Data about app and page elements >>
▽

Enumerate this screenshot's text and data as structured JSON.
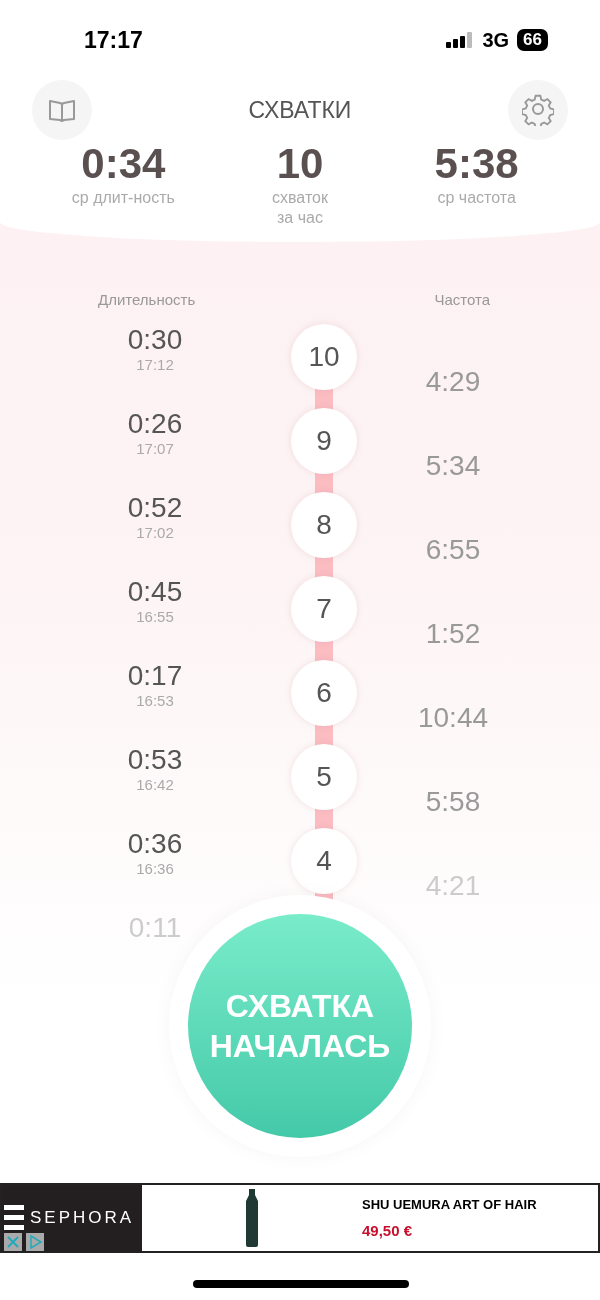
{
  "status_bar": {
    "time": "17:17",
    "network": "3G",
    "battery": "66"
  },
  "header": {
    "title": "СХВАТКИ"
  },
  "stats": [
    {
      "value": "0:34",
      "label": "ср длит-ность"
    },
    {
      "value": "10",
      "label": "схваток за час"
    },
    {
      "value": "5:38",
      "label": "ср частота"
    }
  ],
  "columns": {
    "duration": "Длительность",
    "frequency": "Частота"
  },
  "durations": [
    {
      "duration": "0:30",
      "time": "17:12",
      "faded": false
    },
    {
      "duration": "0:26",
      "time": "17:07",
      "faded": false
    },
    {
      "duration": "0:52",
      "time": "17:02",
      "faded": false
    },
    {
      "duration": "0:45",
      "time": "16:55",
      "faded": false
    },
    {
      "duration": "0:17",
      "time": "16:53",
      "faded": false
    },
    {
      "duration": "0:53",
      "time": "16:42",
      "faded": false
    },
    {
      "duration": "0:36",
      "time": "16:36",
      "faded": false
    },
    {
      "duration": "0:11",
      "faded": true
    }
  ],
  "numbers": [
    "10",
    "9",
    "8",
    "7",
    "6",
    "5",
    "4"
  ],
  "frequencies": [
    {
      "value": "4:29",
      "faded": false
    },
    {
      "value": "5:34",
      "faded": false
    },
    {
      "value": "6:55",
      "faded": false
    },
    {
      "value": "1:52",
      "faded": false
    },
    {
      "value": "10:44",
      "faded": false
    },
    {
      "value": "5:58",
      "faded": false
    },
    {
      "value": "4:21",
      "faded": true
    }
  ],
  "start_button": {
    "label_1": "СХВАТКА",
    "label_2": "НАЧАЛАСЬ"
  },
  "ad": {
    "brand": "SEPHORA",
    "product": "SHU UEMURA ART OF HAIR",
    "price": "49,50 €"
  }
}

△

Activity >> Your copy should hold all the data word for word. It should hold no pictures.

Answer to the problem >>
Enumerate this screenshot's text and data as structured JSON.
{
  "status_bar": {
    "time": "17:17",
    "network": "3G",
    "battery": "66"
  },
  "header": {
    "title": "СХВАТКИ"
  },
  "stats": [
    {
      "value": "0:34",
      "label": "ср длит-ность"
    },
    {
      "value": "10",
      "label": "схваток за час"
    },
    {
      "value": "5:38",
      "label": "ср частота"
    }
  ],
  "columns": {
    "duration": "Длительность",
    "frequency": "Частота"
  },
  "durations": [
    {
      "duration": "0:30",
      "time": "17:12",
      "faded": false
    },
    {
      "duration": "0:26",
      "time": "17:07",
      "faded": false
    },
    {
      "duration": "0:52",
      "time": "17:02",
      "faded": false
    },
    {
      "duration": "0:45",
      "time": "16:55",
      "faded": false
    },
    {
      "duration": "0:17",
      "time": "16:53",
      "faded": false
    },
    {
      "duration": "0:53",
      "time": "16:42",
      "faded": false
    },
    {
      "duration": "0:36",
      "time": "16:36",
      "faded": false
    },
    {
      "duration": "0:11",
      "faded": true
    }
  ],
  "numbers": [
    "10",
    "9",
    "8",
    "7",
    "6",
    "5",
    "4"
  ],
  "frequencies": [
    {
      "value": "4:29",
      "faded": false
    },
    {
      "value": "5:34",
      "faded": false
    },
    {
      "value": "6:55",
      "faded": false
    },
    {
      "value": "1:52",
      "faded": false
    },
    {
      "value": "10:44",
      "faded": false
    },
    {
      "value": "5:58",
      "faded": false
    },
    {
      "value": "4:21",
      "faded": true
    }
  ],
  "start_button": {
    "label_1": "СХВАТКА",
    "label_2": "НАЧАЛАСЬ"
  },
  "ad": {
    "brand": "SEPHORA",
    "product": "SHU UEMURA ART OF HAIR",
    "price": "49,50 €"
  }
}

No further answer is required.